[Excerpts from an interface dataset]
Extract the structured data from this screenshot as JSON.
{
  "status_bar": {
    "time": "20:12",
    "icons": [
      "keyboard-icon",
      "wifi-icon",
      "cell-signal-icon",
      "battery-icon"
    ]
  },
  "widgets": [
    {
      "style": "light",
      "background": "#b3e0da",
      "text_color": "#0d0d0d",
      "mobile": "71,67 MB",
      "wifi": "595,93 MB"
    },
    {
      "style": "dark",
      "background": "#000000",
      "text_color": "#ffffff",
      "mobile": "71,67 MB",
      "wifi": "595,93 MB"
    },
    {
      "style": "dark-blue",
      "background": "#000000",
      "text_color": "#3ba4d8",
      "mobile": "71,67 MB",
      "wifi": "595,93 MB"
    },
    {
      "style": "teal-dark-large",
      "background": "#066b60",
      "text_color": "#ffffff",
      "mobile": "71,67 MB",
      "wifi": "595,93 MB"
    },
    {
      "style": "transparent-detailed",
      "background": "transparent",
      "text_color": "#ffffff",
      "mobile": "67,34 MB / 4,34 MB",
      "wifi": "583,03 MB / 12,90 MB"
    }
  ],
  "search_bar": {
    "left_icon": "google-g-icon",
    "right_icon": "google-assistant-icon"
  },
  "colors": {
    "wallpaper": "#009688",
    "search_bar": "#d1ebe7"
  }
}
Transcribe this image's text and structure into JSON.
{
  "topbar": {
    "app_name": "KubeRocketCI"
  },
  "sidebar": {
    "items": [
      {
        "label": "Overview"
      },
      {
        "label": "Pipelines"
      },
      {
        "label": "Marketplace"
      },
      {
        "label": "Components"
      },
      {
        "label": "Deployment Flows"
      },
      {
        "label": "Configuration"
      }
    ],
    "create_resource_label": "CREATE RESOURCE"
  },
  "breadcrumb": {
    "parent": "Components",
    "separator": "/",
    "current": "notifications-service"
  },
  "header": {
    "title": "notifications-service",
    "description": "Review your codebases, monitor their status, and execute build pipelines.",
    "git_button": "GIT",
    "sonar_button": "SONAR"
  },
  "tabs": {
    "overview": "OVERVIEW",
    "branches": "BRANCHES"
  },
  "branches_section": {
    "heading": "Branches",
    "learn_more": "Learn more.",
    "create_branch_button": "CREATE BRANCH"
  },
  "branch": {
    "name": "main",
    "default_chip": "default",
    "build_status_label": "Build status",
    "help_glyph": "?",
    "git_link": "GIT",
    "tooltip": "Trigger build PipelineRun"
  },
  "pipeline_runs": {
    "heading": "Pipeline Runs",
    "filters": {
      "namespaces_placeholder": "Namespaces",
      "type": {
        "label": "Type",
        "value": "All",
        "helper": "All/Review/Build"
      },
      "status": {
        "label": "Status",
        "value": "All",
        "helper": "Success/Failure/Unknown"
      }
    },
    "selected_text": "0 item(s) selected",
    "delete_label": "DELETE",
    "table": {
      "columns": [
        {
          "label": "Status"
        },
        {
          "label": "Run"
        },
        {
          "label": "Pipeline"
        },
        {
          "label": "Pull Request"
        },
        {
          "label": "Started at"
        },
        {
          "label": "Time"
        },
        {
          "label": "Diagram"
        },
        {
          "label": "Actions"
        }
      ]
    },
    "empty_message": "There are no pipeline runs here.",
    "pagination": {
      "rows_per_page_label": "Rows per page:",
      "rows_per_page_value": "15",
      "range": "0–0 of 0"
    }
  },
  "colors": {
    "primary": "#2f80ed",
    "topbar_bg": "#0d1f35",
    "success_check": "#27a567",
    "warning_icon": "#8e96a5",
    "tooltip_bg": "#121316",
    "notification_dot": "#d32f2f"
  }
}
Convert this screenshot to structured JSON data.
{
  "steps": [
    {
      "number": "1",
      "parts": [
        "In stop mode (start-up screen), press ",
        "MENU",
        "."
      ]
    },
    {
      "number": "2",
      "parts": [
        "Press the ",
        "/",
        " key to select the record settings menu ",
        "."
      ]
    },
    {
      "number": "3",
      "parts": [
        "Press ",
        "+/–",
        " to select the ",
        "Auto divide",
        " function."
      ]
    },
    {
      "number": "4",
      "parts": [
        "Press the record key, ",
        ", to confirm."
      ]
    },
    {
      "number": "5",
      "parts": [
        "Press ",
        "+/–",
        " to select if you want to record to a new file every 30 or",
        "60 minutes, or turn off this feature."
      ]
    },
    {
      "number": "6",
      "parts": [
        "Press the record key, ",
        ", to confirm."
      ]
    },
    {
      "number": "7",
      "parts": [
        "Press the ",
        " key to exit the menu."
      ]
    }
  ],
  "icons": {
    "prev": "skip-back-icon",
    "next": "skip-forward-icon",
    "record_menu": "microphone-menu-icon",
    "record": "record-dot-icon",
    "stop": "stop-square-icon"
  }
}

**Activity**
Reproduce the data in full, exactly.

**Finished task**
Extract the structured data from this screenshot as JSON.
{
  "status_bar": {
    "time": "20:12",
    "icons": [
      "keyboard-icon",
      "wifi-icon",
      "cell-signal-icon",
      "battery-icon"
    ]
  },
  "widgets": [
    {
      "style": "light",
      "background": "#b3e0da",
      "text_color": "#0d0d0d",
      "mobile": "71,67 MB",
      "wifi": "595,93 MB"
    },
    {
      "style": "dark",
      "background": "#000000",
      "text_color": "#ffffff",
      "mobile": "71,67 MB",
      "wifi": "595,93 MB"
    },
    {
      "style": "dark-blue",
      "background": "#000000",
      "text_color": "#3ba4d8",
      "mobile": "71,67 MB",
      "wifi": "595,93 MB"
    },
    {
      "style": "teal-dark-large",
      "background": "#066b60",
      "text_color": "#ffffff",
      "mobile": "71,67 MB",
      "wifi": "595,93 MB"
    },
    {
      "style": "transparent-detailed",
      "background": "transparent",
      "text_color": "#ffffff",
      "mobile": "67,34 MB / 4,34 MB",
      "wifi": "583,03 MB / 12,90 MB"
    }
  ],
  "search_bar": {
    "left_icon": "google-g-icon",
    "right_icon": "google-assistant-icon"
  },
  "colors": {
    "wallpaper": "#009688",
    "search_bar": "#d1ebe7"
  }
}
Transcribe this image's text and structure into JSON.
{
  "topbar": {
    "app_name": "KubeRocketCI"
  },
  "sidebar": {
    "items": [
      {
        "label": "Overview"
      },
      {
        "label": "Pipelines"
      },
      {
        "label": "Marketplace"
      },
      {
        "label": "Components"
      },
      {
        "label": "Deployment Flows"
      },
      {
        "label": "Configuration"
      }
    ],
    "create_resource_label": "CREATE RESOURCE"
  },
  "breadcrumb": {
    "parent": "Components",
    "separator": "/",
    "current": "notifications-service"
  },
  "header": {
    "title": "notifications-service",
    "description": "Review your codebases, monitor their status, and execute build pipelines.",
    "git_button": "GIT",
    "sonar_button": "SONAR"
  },
  "tabs": {
    "overview": "OVERVIEW",
    "branches": "BRANCHES"
  },
  "branches_section": {
    "heading": "Branches",
    "learn_more": "Learn more.",
    "create_branch_button": "CREATE BRANCH"
  },
  "branch": {
    "name": "main",
    "default_chip": "default",
    "build_status_label": "Build status",
    "help_glyph": "?",
    "git_link": "GIT",
    "tooltip": "Trigger build PipelineRun"
  },
  "pipeline_runs": {
    "heading": "Pipeline Runs",
    "filters": {
      "namespaces_placeholder": "Namespaces",
      "type": {
        "label": "Type",
        "value": "All",
        "helper": "All/Review/Build"
      },
      "status": {
        "label": "Status",
        "value": "All",
        "helper": "Success/Failure/Unknown"
      }
    },
    "selected_text": "0 item(s) selected",
    "delete_label": "DELETE",
    "table": {
      "columns": [
        {
          "label": "Status"
        },
        {
          "label": "Run"
        },
        {
          "label": "Pipeline"
        },
        {
          "label": "Pull Request"
        },
        {
          "label": "Started at"
        },
        {
          "label": "Time"
        },
        {
          "label": "Diagram"
        },
        {
          "label": "Actions"
        }
      ]
    },
    "empty_message": "There are no pipeline runs here.",
    "pagination": {
      "rows_per_page_label": "Rows per page:",
      "rows_per_page_value": "15",
      "range": "0–0 of 0"
    }
  },
  "colors": {
    "primary": "#2f80ed",
    "topbar_bg": "#0d1f35",
    "success_check": "#27a567",
    "warning_icon": "#8e96a5",
    "tooltip_bg": "#121316",
    "notification_dot": "#d32f2f"
  }
}
Convert this screenshot to structured JSON data.
{
  "steps": [
    {
      "number": "1",
      "parts": [
        "In stop mode (start-up screen), press ",
        "MENU",
        "."
      ]
    },
    {
      "number": "2",
      "parts": [
        "Press the ",
        "/",
        " key to select the record settings menu ",
        "."
      ]
    },
    {
      "number": "3",
      "parts": [
        "Press ",
        "+/–",
        " to select the ",
        "Auto divide",
        " function."
      ]
    },
    {
      "number": "4",
      "parts": [
        "Press the record key, ",
        ", to confirm."
      ]
    },
    {
      "number": "5",
      "parts": [
        "Press ",
        "+/–",
        " to select if you want to record to a new file every 30 or",
        "60 minutes, or turn off this feature."
      ]
    },
    {
      "number": "6",
      "parts": [
        "Press the record key, ",
        ", to confirm."
      ]
    },
    {
      "number": "7",
      "parts": [
        "Press the ",
        " key to exit the menu."
      ]
    }
  ],
  "icons": {
    "prev": "skip-back-icon",
    "next": "skip-forward-icon",
    "record_menu": "microphone-menu-icon",
    "record": "record-dot-icon",
    "stop": "stop-square-icon"
  }
}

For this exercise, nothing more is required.